The full set of records must be returned exactly, character for character.

> _Input for this task_:

BEGIN

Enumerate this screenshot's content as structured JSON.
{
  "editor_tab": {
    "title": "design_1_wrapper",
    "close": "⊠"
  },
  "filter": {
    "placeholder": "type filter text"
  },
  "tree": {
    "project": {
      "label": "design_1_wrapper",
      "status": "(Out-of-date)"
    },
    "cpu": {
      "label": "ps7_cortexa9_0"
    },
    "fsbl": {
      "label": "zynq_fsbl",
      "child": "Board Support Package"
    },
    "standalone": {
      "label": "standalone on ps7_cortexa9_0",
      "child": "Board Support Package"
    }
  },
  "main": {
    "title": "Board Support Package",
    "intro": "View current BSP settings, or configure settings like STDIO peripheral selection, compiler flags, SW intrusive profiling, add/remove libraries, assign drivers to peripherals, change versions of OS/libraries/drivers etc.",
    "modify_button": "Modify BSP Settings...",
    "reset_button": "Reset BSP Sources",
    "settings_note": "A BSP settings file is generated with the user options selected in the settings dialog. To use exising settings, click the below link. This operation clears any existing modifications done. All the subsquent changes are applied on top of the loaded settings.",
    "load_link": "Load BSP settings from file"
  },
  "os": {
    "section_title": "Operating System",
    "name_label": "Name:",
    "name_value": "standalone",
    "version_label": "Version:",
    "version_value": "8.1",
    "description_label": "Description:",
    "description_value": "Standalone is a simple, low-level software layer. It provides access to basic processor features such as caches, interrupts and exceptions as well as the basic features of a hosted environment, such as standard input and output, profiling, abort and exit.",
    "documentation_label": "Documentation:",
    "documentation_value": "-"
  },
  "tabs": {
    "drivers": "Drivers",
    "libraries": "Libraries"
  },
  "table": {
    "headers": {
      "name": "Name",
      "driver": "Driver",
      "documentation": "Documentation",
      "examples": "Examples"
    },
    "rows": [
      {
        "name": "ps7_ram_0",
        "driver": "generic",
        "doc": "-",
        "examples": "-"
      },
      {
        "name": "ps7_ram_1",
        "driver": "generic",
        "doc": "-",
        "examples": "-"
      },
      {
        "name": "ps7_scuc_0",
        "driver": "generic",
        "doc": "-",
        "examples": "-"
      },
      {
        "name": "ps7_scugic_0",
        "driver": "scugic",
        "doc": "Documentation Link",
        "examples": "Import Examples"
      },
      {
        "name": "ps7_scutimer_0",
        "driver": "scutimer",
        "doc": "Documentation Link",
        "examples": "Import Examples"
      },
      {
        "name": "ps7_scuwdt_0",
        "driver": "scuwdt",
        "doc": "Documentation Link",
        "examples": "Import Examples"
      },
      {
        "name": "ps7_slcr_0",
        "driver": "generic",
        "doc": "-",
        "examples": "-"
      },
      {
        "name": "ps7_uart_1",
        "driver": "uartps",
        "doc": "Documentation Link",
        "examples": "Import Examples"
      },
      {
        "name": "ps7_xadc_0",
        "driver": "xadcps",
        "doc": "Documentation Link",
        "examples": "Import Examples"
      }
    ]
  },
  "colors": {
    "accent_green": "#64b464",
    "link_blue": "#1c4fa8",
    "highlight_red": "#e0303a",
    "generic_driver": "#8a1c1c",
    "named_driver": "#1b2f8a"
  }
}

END

> _Solution below_:
Enumerate this screenshot's content as structured JSON.
{
  "editor_tab": {
    "title": "design_1_wrapper",
    "close": "⊠"
  },
  "filter": {
    "placeholder": "type filter text"
  },
  "tree": {
    "project": {
      "label": "design_1_wrapper",
      "status": "(Out-of-date)"
    },
    "cpu": {
      "label": "ps7_cortexa9_0"
    },
    "fsbl": {
      "label": "zynq_fsbl",
      "child": "Board Support Package"
    },
    "standalone": {
      "label": "standalone on ps7_cortexa9_0",
      "child": "Board Support Package"
    }
  },
  "main": {
    "title": "Board Support Package",
    "intro": "View current BSP settings, or configure settings like STDIO peripheral selection, compiler flags, SW intrusive profiling, add/remove libraries, assign drivers to peripherals, change versions of OS/libraries/drivers etc.",
    "modify_button": "Modify BSP Settings...",
    "reset_button": "Reset BSP Sources",
    "settings_note": "A BSP settings file is generated with the user options selected in the settings dialog. To use exising settings, click the below link. This operation clears any existing modifications done. All the subsquent changes are applied on top of the loaded settings.",
    "load_link": "Load BSP settings from file"
  },
  "os": {
    "section_title": "Operating System",
    "name_label": "Name:",
    "name_value": "standalone",
    "version_label": "Version:",
    "version_value": "8.1",
    "description_label": "Description:",
    "description_value": "Standalone is a simple, low-level software layer. It provides access to basic processor features such as caches, interrupts and exceptions as well as the basic features of a hosted environment, such as standard input and output, profiling, abort and exit.",
    "documentation_label": "Documentation:",
    "documentation_value": "-"
  },
  "tabs": {
    "drivers": "Drivers",
    "libraries": "Libraries"
  },
  "table": {
    "headers": {
      "name": "Name",
      "driver": "Driver",
      "documentation": "Documentation",
      "examples": "Examples"
    },
    "rows": [
      {
        "name": "ps7_ram_0",
        "driver": "generic",
        "doc": "-",
        "examples": "-"
      },
      {
        "name": "ps7_ram_1",
        "driver": "generic",
        "doc": "-",
        "examples": "-"
      },
      {
        "name": "ps7_scuc_0",
        "driver": "generic",
        "doc": "-",
        "examples": "-"
      },
      {
        "name": "ps7_scugic_0",
        "driver": "scugic",
        "doc": "Documentation Link",
        "examples": "Import Examples"
      },
      {
        "name": "ps7_scutimer_0",
        "driver": "scutimer",
        "doc": "Documentation Link",
        "examples": "Import Examples"
      },
      {
        "name": "ps7_scuwdt_0",
        "driver": "scuwdt",
        "doc": "Documentation Link",
        "examples": "Import Examples"
      },
      {
        "name": "ps7_slcr_0",
        "driver": "generic",
        "doc": "-",
        "examples": "-"
      },
      {
        "name": "ps7_uart_1",
        "driver": "uartps",
        "doc": "Documentation Link",
        "examples": "Import Examples"
      },
      {
        "name": "ps7_xadc_0",
        "driver": "xadcps",
        "doc": "Documentation Link",
        "examples": "Import Examples"
      }
    ]
  },
  "colors": {
    "accent_green": "#64b464",
    "link_blue": "#1c4fa8",
    "highlight_red": "#e0303a",
    "generic_driver": "#8a1c1c",
    "named_driver": "#1b2f8a"
  }
}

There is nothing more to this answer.